As a rule, the edges of strips 3 are attached by means of mechanical fastening systems 4, for example those consisting of a screw 5 with a washer 6. In the overlapping area, the fastening systems 4 are overlapped by an edge area of the adjacent strip 3b, this strip being heat sealed in its edge area after the overlapping of the fastening system 4, as is indicated by number 7. Instead of heat sealing, gluing or the like may be performed.
If the strips 3a and 3b are butted together as in FIG. 2 and attached in their edge area by means of fastening systems in each case, these fastening systems 4 are overlapped by an additional covering strip 8, which again is connected on both sides of the fastening system 4 by means of heat sealing 7a and 7b with the strips 3a and 3b.

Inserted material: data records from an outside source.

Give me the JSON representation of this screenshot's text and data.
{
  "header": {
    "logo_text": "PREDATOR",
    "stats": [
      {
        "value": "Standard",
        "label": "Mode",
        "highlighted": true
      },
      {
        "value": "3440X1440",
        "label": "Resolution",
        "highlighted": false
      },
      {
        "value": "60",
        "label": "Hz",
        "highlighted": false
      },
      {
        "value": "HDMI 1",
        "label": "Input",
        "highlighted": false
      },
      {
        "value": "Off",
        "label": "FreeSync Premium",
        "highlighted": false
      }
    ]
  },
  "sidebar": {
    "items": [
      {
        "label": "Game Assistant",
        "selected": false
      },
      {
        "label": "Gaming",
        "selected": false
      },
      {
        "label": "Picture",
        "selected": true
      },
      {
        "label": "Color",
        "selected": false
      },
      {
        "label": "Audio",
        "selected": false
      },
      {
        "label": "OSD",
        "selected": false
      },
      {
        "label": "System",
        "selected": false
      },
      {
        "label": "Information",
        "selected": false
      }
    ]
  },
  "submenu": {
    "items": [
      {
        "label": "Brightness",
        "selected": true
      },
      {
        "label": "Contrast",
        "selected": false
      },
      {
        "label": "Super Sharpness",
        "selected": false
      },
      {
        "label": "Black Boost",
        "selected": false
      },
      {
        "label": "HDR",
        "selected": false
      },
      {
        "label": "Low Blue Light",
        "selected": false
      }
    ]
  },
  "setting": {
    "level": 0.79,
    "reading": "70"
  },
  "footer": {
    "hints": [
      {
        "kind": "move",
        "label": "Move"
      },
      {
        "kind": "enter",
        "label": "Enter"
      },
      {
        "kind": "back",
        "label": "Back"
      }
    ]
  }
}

Since these synthetic roofing and building papers are subject to considerable loads, as a rule they are reinforced by means of a special fabric; a special fabric in accordance with the invention being shown in FIG. 3. These special fabrics then essentially consist of a main fabric area 11 and a reinforced edge area 12. Woof threads 13 run in the transverse direction and warp threads 14 in the longitudinal direction.
While in the specific embodiment shown in FIG. 3 the basic fabric 11 consists of individual crossing warp threads and woof threads, 13 resp. 14 which define open areas, it may be seen that the edge area 14 is essentially strengthened by groups of cross warp threads and woof threads which together define open areas 15 which are larger than areas 17. In each case two adjacent woof threads 13a and 13b are bundled, producing larger open spaces 15 between the individual fibers.
Further, the warps in the edge area 12 no longer consist of individual warp threads but of fiber bundles 16. This forms a significantly strengthened edge area 12, which is considerably more resistant against mechanical loads.